The poor public perception of advice, despite the headlines, is not purely siloed to an impression of the institutional vertical advice businesses. While the headlines of 2016 have centered on the advice industry’s major players, it is the entire function of “advice” that has been called into question.
The CBA has recently been reported as progressing to $11 million in compensation so far . The NAB has paid $6.5 million in compensation . Anticipating a parliamentary inquiry and to reduce the call by the left side of politics for a Royal Commission the banks have tightened standards on hiring protocols of advisers .
However, if we are to truly find alignment between advice provision and consumer engagement then there are four core elements that both the advice industry and the consumer can actually find some common ground. Three are: price, efficiency and delivering advice that is in line with the consumers’ goals. And the fourth element that is often unspoken but acts as the safeguard, is the documentation of the advice process in a way that is easy to understand, recall and acts to protect both the adviser and the consumer.
Compliance, and the recording of the process of advice is one of the most critically difficult aspects of the advice process for a financial service provider to manage as the process around the proper dispensing of advice relies still on archaic methodologies. File notes, a Statement of Advice and an Authority to Proceed have provided little comfort to an advice business when faced with a disappointed customer whose measure in litigation is what would a “reasonable person” would have expected.
Is there a better process for documenting advice?
In implementing that process can there be a greater probability that advice will be delivered in line with the clients wants?
Can a new process reduce the price of advice and enhance the efficiency?
If a new way of delivering advice was adopted by advisers, then the cost of the advice being provided could also be reduced. Standard Charter, became the first bank in Malaysia to offer video banking across different customer sectors including its high end customers. “Standard Charter Bank Malaysia, said clients using the Video Banking service will be able to securely interact with banking consultants via video, audio and chat, with the flexibility and convenience of banking from any location using their laptop.” Video Banking transform the way we deliver client service”.

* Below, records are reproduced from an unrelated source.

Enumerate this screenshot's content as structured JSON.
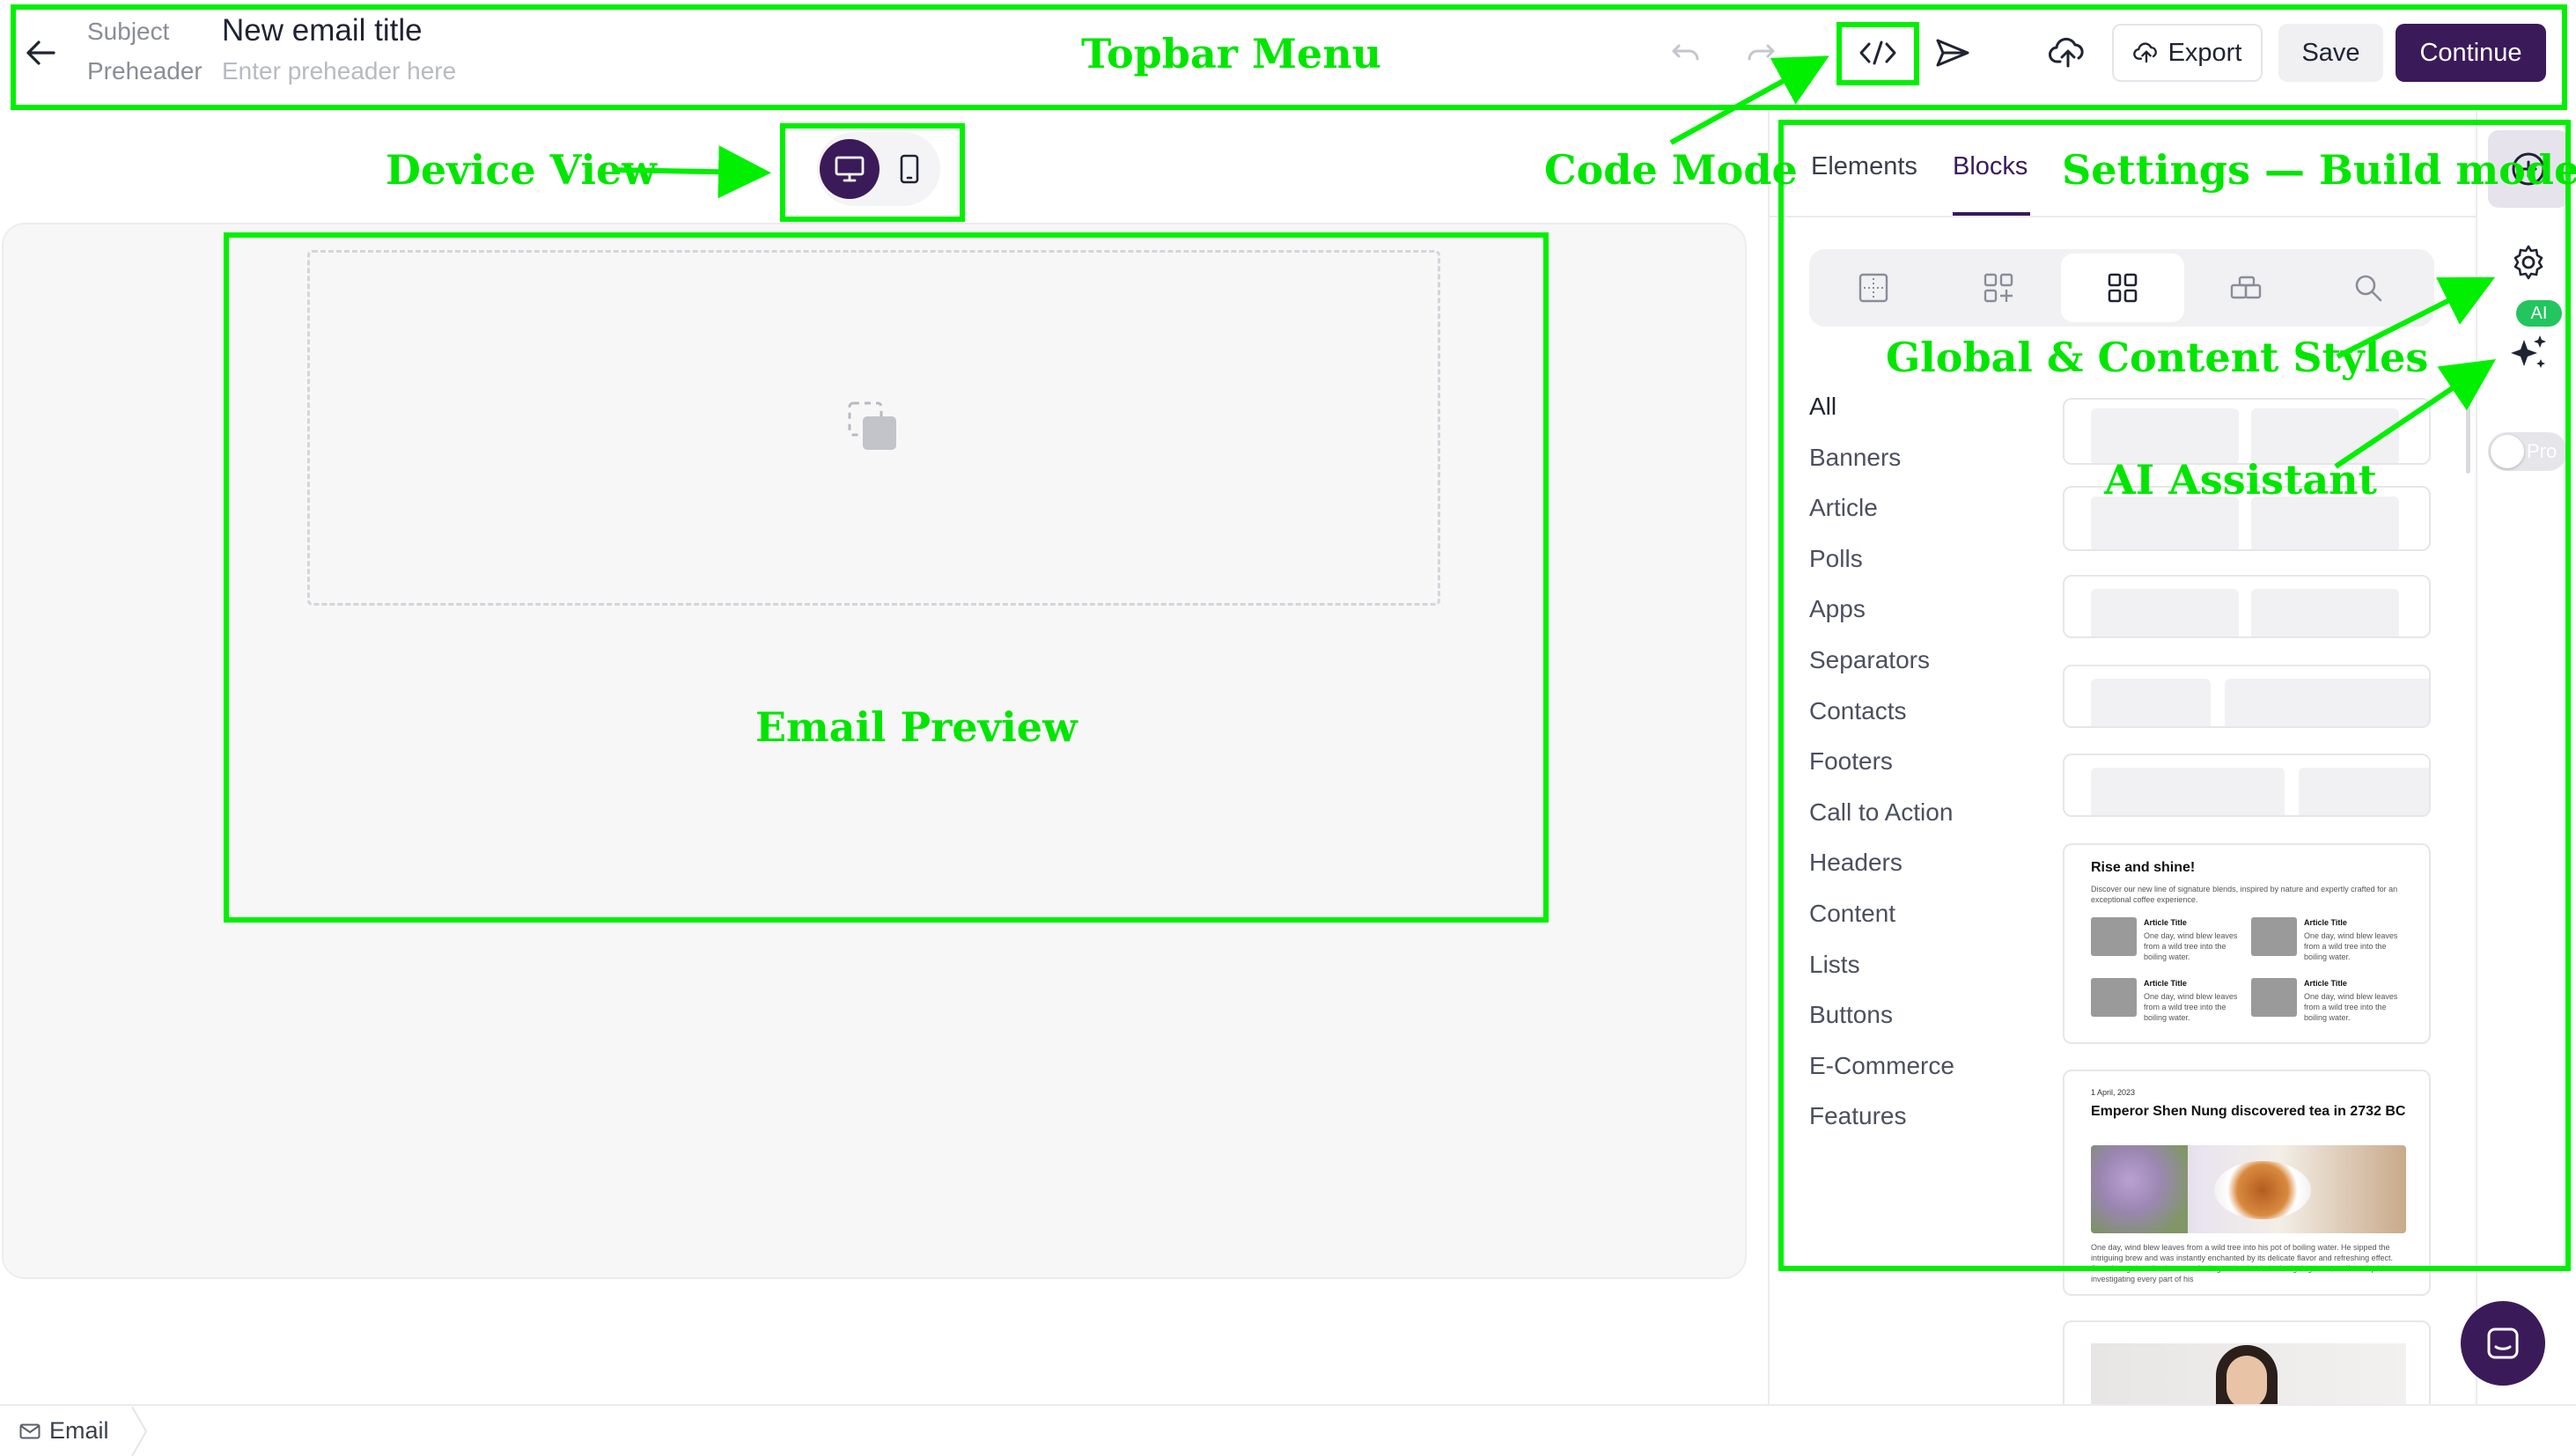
{
  "topbar": {
    "subject_label": "Subject",
    "subject_value": "New email title",
    "preheader_label": "Preheader",
    "preheader_placeholder": "Enter preheader here",
    "export_label": "Export",
    "save_label": "Save",
    "continue_label": "Continue"
  },
  "annotations": {
    "topbar": "Topbar Menu",
    "device_view": "Device View",
    "code_mode": "Code Mode",
    "settings": "Settings — Build mode",
    "styles": "Global & Content Styles",
    "ai": "AI Assistant",
    "preview": "Email Preview"
  },
  "panel": {
    "tabs": [
      "Elements",
      "Blocks"
    ],
    "active_tab": "Blocks",
    "categories": [
      "All",
      "Banners",
      "Article",
      "Polls",
      "Apps",
      "Separators",
      "Contacts",
      "Footers",
      "Call to Action",
      "Headers",
      "Content",
      "Lists",
      "Buttons",
      "E-Commerce",
      "Features"
    ],
    "active_category": "All"
  },
  "side_rail": {
    "ai_badge": "AI",
    "pro_label": "Pro"
  },
  "cards": {
    "rise": {
      "title": "Rise and shine!",
      "intro": "Discover our new line of signature blends, inspired by nature and expertly crafted for an exceptional coffee experience.",
      "item_title": "Article Title",
      "item_text": "One day, wind blew leaves from a wild tree into the boiling water."
    },
    "tea": {
      "date": "1 April, 2023",
      "title": "Emperor Shen Nung discovered tea in 2732 BC",
      "body": "One day, wind blew leaves from a wild tree into his pot of boiling water. He sipped the intriguing brew and was instantly enchanted by its delicate flavor and refreshing effect. Shen Nung described a warm feeling as he drank the intriguing brew, as if the liquid was investigating every part of his"
    }
  },
  "bottombar": {
    "tab_label": "Email"
  },
  "colors": {
    "accent": "#3b1a5a",
    "annotation": "#00e600",
    "ai_badge": "#22c55e"
  }
}
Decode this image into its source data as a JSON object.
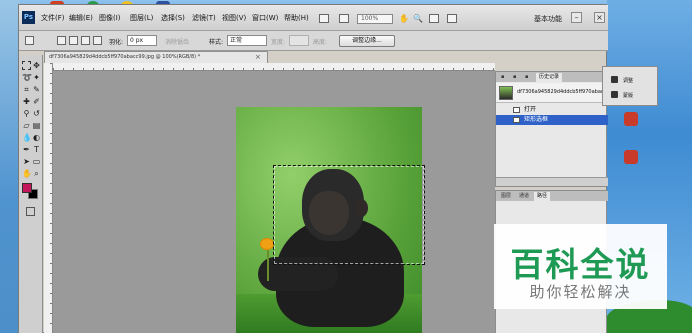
{
  "menubar": {
    "app_icon": "Ps",
    "items": [
      "文件(F)",
      "编辑(E)",
      "图像(I)",
      "图层(L)",
      "选择(S)",
      "滤镜(T)",
      "视图(V)",
      "窗口(W)",
      "帮助(H)"
    ],
    "zoom": "100%",
    "workspace": "基本功能"
  },
  "options": {
    "feather_label": "羽化:",
    "feather_value": "0 px",
    "antialias_label": "消除锯齿",
    "style_label": "样式:",
    "style_value": "正常",
    "width_label": "宽度:",
    "height_label": "高度:",
    "refine_edge_button": "调整边缘..."
  },
  "document": {
    "tab_title": "df7306a945829d4ddcb5ff970abacc99.jpg @ 100%(RGB/8) *",
    "close": "×"
  },
  "history": {
    "tabs": [
      "历史记录"
    ],
    "snapshot": "df7306a945829d4ddcb5ff970abacc...",
    "steps": [
      {
        "label": "打开",
        "selected": false
      },
      {
        "label": "矩形选框",
        "selected": true
      }
    ]
  },
  "layers": {
    "tabs": [
      "图层",
      "通道",
      "路径"
    ]
  },
  "adjustments": {
    "items": [
      "调整",
      "蒙版"
    ]
  },
  "watermark": {
    "title": "百科全说",
    "subtitle": "助你轻松解决"
  },
  "colors": {
    "foreground": "#c2185b",
    "background": "#000000",
    "selection_highlight": "#2f62c8",
    "watermark_green": "#1f9a55"
  }
}
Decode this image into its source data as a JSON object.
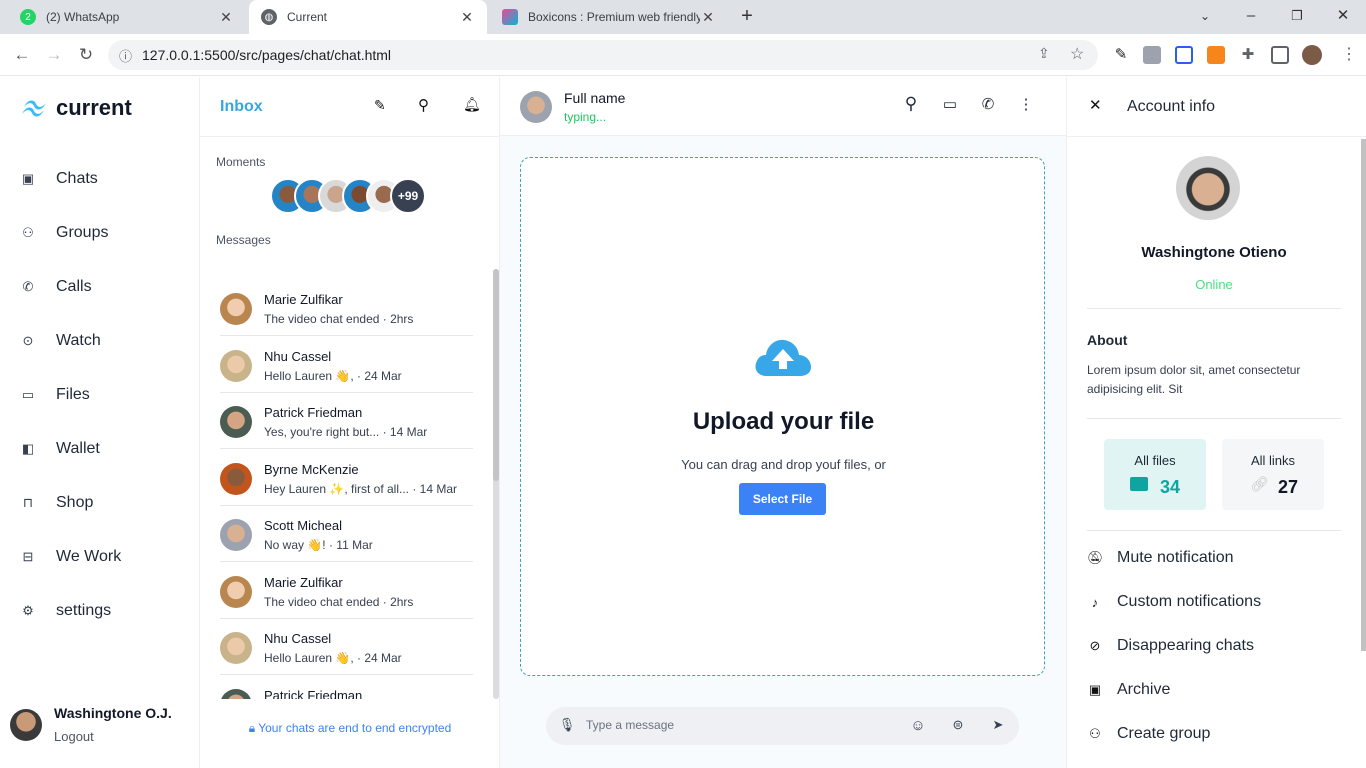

“Financial institutions need to become more innovative with their communication if they are to continue to attract and retain their customers. Fortunately, advances in both mobile and broadband data speeds, increased affordability, and developments in video collaboration hardware and software have made the video experience a much more powerful tool for customer service”.
Indeed, as long ago as 2014, Nationwide became the first in Europe to offer a “video link” service to give consumers greater access to mortgage advice.
Key takeout’s are that the places where video adds value and helps are :
1. Anytime, anywhere: Save the expense of travel while retaining the personal connection of face-to-face communication; your specialist advisors can be available to your entire customer base without time and cost wasted commuting
2. Personal consultation: The customer relationship relies on having a solid, honest and personable conversations. Video enables you to maintain and build customer intimacy more effectively than phone or digital based engagements
Applying this to the broad financial services sector the applications are clear across mortgage providers, banks, financial advisers, insurance advisers. Prospect assessment, busy clients, video in a non-working spouse from home whilst the partner is in your office, video in a couple who work/or are in different locations (neither of them need to be in your office), remote clients, Statement of Advice presentation, Insurance applications, revised terms, for your onboarding process, and client reviews, just to name a few.
From a compliance point of view, with recordable video meetings and recordable document signing online, the solution to the adequacy of file notes is provided. If an adviser with about 60 clients talks with two clients every day, then over a two-year period that’s more than 900 conversations. It would take a pretty good memory to recall Mrs Smith’s preferences for movies, her grandson’s travel plans, or her favourite emerging market. (Professional Planner). Video provides the solution.
How Video Will Transform Advice White Paper – Click here to download!
Author: Andy Marshall